* Data for this exercise
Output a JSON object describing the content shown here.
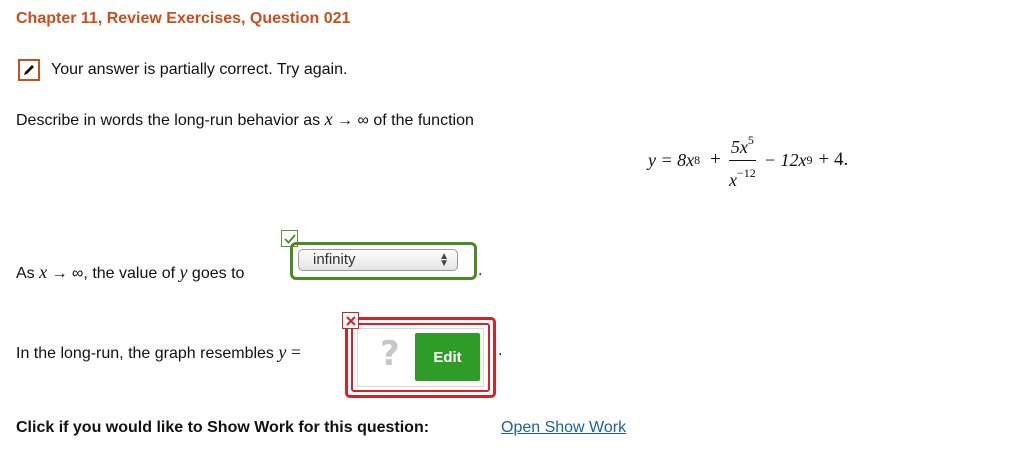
{
  "header": {
    "title": "Chapter 11, Review Exercises, Question 021"
  },
  "feedback": {
    "icon": "pencil-icon",
    "message": "Your answer is partially correct.  Try again.",
    "color": "#c8501e"
  },
  "prompt": {
    "text_before": "Describe in words the long-run behavior as ",
    "var_x": "x",
    "arrow": " → ",
    "infinity": "∞",
    "text_after": " of the function"
  },
  "formula": {
    "lhs": "y = 8x",
    "exp1": "8",
    "plus": "+",
    "num_base": "5x",
    "num_exp": "5",
    "den_base": "x",
    "den_exp": "−12",
    "minus_term": "− 12x",
    "exp3": "9",
    "tail": "+ 4."
  },
  "question1": {
    "as": "As ",
    "x": "x",
    "arrow": " → ",
    "inf": "∞",
    "text": ", the value of ",
    "y": "y",
    "goes_to": " goes to ",
    "selected": "infinity",
    "status": "correct",
    "status_icon": "check-icon",
    "period": "."
  },
  "question2": {
    "text": "In the long-run, the graph resembles ",
    "y": "y",
    "eq": " =",
    "placeholder_icon": "question-mark-icon",
    "placeholder": "?",
    "edit_label": "Edit",
    "status": "incorrect",
    "status_icon": "x-icon",
    "period": "."
  },
  "footer": {
    "show_work_label": "Click if you would like to Show Work for this question:",
    "link": "Open Show Work"
  },
  "colors": {
    "accent": "#c8501e",
    "correct": "#4d8a25",
    "incorrect": "#d2232a",
    "link": "#1a5faa",
    "edit_button": "#2e9c26"
  }
}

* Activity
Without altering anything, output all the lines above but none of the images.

* Solution to the exercise
Output a JSON object describing the content shown here.
{
  "header": {
    "title": "Chapter 11, Review Exercises, Question 021"
  },
  "feedback": {
    "icon": "pencil-icon",
    "message": "Your answer is partially correct.  Try again.",
    "color": "#c8501e"
  },
  "prompt": {
    "text_before": "Describe in words the long-run behavior as ",
    "var_x": "x",
    "arrow": " → ",
    "infinity": "∞",
    "text_after": " of the function"
  },
  "formula": {
    "lhs": "y = 8x",
    "exp1": "8",
    "plus": "+",
    "num_base": "5x",
    "num_exp": "5",
    "den_base": "x",
    "den_exp": "−12",
    "minus_term": "− 12x",
    "exp3": "9",
    "tail": "+ 4."
  },
  "question1": {
    "as": "As ",
    "x": "x",
    "arrow": " → ",
    "inf": "∞",
    "text": ", the value of ",
    "y": "y",
    "goes_to": " goes to ",
    "selected": "infinity",
    "status": "correct",
    "status_icon": "check-icon",
    "period": "."
  },
  "question2": {
    "text": "In the long-run, the graph resembles ",
    "y": "y",
    "eq": " =",
    "placeholder_icon": "question-mark-icon",
    "placeholder": "?",
    "edit_label": "Edit",
    "status": "incorrect",
    "status_icon": "x-icon",
    "period": "."
  },
  "footer": {
    "show_work_label": "Click if you would like to Show Work for this question:",
    "link": "Open Show Work"
  },
  "colors": {
    "accent": "#c8501e",
    "correct": "#4d8a25",
    "incorrect": "#d2232a",
    "link": "#1a5faa",
    "edit_button": "#2e9c26"
  }
}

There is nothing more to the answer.